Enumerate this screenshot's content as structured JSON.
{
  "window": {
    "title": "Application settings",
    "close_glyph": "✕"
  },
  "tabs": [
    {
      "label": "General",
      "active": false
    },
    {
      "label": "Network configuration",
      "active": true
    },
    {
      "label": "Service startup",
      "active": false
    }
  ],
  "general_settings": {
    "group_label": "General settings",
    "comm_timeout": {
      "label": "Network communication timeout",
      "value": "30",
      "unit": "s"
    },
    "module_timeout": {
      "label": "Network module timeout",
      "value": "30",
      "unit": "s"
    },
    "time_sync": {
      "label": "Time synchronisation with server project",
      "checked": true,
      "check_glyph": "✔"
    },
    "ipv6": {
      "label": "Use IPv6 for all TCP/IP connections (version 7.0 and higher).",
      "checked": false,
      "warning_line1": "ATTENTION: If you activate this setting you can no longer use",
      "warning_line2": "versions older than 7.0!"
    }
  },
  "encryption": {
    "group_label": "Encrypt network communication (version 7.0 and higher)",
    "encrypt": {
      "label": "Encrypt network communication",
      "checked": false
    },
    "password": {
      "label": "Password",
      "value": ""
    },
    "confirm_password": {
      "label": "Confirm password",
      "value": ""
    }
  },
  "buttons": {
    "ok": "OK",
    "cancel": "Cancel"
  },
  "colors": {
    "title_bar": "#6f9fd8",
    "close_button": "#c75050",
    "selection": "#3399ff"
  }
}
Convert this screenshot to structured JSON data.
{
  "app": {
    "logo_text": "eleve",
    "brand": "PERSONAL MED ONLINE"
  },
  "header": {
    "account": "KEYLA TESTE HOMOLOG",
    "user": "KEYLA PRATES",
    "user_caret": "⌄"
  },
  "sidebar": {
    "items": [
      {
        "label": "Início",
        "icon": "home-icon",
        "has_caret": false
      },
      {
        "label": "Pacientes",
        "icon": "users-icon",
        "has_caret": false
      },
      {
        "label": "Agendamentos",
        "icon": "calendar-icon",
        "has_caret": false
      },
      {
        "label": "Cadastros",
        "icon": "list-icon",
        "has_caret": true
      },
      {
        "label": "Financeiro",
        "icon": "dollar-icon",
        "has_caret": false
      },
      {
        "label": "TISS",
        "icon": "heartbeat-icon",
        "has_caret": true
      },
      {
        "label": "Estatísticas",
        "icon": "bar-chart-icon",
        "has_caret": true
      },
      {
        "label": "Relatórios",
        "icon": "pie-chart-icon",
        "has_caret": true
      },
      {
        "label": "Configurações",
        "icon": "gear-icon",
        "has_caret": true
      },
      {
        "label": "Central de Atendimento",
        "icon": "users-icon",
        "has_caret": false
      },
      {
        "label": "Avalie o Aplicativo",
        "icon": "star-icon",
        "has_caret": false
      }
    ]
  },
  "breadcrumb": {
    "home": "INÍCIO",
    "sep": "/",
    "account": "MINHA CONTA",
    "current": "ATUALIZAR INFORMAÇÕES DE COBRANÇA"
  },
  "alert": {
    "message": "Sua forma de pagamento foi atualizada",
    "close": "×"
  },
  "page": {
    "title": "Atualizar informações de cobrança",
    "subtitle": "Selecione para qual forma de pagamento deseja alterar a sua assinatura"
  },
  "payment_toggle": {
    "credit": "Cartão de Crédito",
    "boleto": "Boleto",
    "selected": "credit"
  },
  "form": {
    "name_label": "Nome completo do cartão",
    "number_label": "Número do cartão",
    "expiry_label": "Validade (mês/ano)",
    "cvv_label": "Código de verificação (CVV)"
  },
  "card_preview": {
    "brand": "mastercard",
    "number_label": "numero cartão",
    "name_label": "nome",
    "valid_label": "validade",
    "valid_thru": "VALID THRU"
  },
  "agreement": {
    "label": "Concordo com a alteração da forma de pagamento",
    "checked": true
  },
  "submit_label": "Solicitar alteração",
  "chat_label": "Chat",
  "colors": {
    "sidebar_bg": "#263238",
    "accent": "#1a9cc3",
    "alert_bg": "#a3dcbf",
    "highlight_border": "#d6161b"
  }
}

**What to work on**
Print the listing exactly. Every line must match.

**Written solution**
Enumerate this screenshot's content as structured JSON.
{
  "window": {
    "title": "Application settings",
    "close_glyph": "✕"
  },
  "tabs": [
    {
      "label": "General",
      "active": false
    },
    {
      "label": "Network configuration",
      "active": true
    },
    {
      "label": "Service startup",
      "active": false
    }
  ],
  "general_settings": {
    "group_label": "General settings",
    "comm_timeout": {
      "label": "Network communication timeout",
      "value": "30",
      "unit": "s"
    },
    "module_timeout": {
      "label": "Network module timeout",
      "value": "30",
      "unit": "s"
    },
    "time_sync": {
      "label": "Time synchronisation with server project",
      "checked": true,
      "check_glyph": "✔"
    },
    "ipv6": {
      "label": "Use IPv6 for all TCP/IP connections (version 7.0 and higher).",
      "checked": false,
      "warning_line1": "ATTENTION: If you activate this setting you can no longer use",
      "warning_line2": "versions older than 7.0!"
    }
  },
  "encryption": {
    "group_label": "Encrypt network communication (version 7.0 and higher)",
    "encrypt": {
      "label": "Encrypt network communication",
      "checked": false
    },
    "password": {
      "label": "Password",
      "value": ""
    },
    "confirm_password": {
      "label": "Confirm password",
      "value": ""
    }
  },
  "buttons": {
    "ok": "OK",
    "cancel": "Cancel"
  },
  "colors": {
    "title_bar": "#6f9fd8",
    "close_button": "#c75050",
    "selection": "#3399ff"
  }
}
Convert this screenshot to structured JSON data.
{
  "app": {
    "logo_text": "eleve",
    "brand": "PERSONAL MED ONLINE"
  },
  "header": {
    "account": "KEYLA TESTE HOMOLOG",
    "user": "KEYLA PRATES",
    "user_caret": "⌄"
  },
  "sidebar": {
    "items": [
      {
        "label": "Início",
        "icon": "home-icon",
        "has_caret": false
      },
      {
        "label": "Pacientes",
        "icon": "users-icon",
        "has_caret": false
      },
      {
        "label": "Agendamentos",
        "icon": "calendar-icon",
        "has_caret": false
      },
      {
        "label": "Cadastros",
        "icon": "list-icon",
        "has_caret": true
      },
      {
        "label": "Financeiro",
        "icon": "dollar-icon",
        "has_caret": false
      },
      {
        "label": "TISS",
        "icon": "heartbeat-icon",
        "has_caret": true
      },
      {
        "label": "Estatísticas",
        "icon": "bar-chart-icon",
        "has_caret": true
      },
      {
        "label": "Relatórios",
        "icon": "pie-chart-icon",
        "has_caret": true
      },
      {
        "label": "Configurações",
        "icon": "gear-icon",
        "has_caret": true
      },
      {
        "label": "Central de Atendimento",
        "icon": "users-icon",
        "has_caret": false
      },
      {
        "label": "Avalie o Aplicativo",
        "icon": "star-icon",
        "has_caret": false
      }
    ]
  },
  "breadcrumb": {
    "home": "INÍCIO",
    "sep": "/",
    "account": "MINHA CONTA",
    "current": "ATUALIZAR INFORMAÇÕES DE COBRANÇA"
  },
  "alert": {
    "message": "Sua forma de pagamento foi atualizada",
    "close": "×"
  },
  "page": {
    "title": "Atualizar informações de cobrança",
    "subtitle": "Selecione para qual forma de pagamento deseja alterar a sua assinatura"
  },
  "payment_toggle": {
    "credit": "Cartão de Crédito",
    "boleto": "Boleto",
    "selected": "credit"
  },
  "form": {
    "name_label": "Nome completo do cartão",
    "number_label": "Número do cartão",
    "expiry_label": "Validade (mês/ano)",
    "cvv_label": "Código de verificação (CVV)"
  },
  "card_preview": {
    "brand": "mastercard",
    "number_label": "numero cartão",
    "name_label": "nome",
    "valid_label": "validade",
    "valid_thru": "VALID THRU"
  },
  "agreement": {
    "label": "Concordo com a alteração da forma de pagamento",
    "checked": true
  },
  "submit_label": "Solicitar alteração",
  "chat_label": "Chat",
  "colors": {
    "sidebar_bg": "#263238",
    "accent": "#1a9cc3",
    "alert_bg": "#a3dcbf",
    "highlight_border": "#d6161b"
  }
}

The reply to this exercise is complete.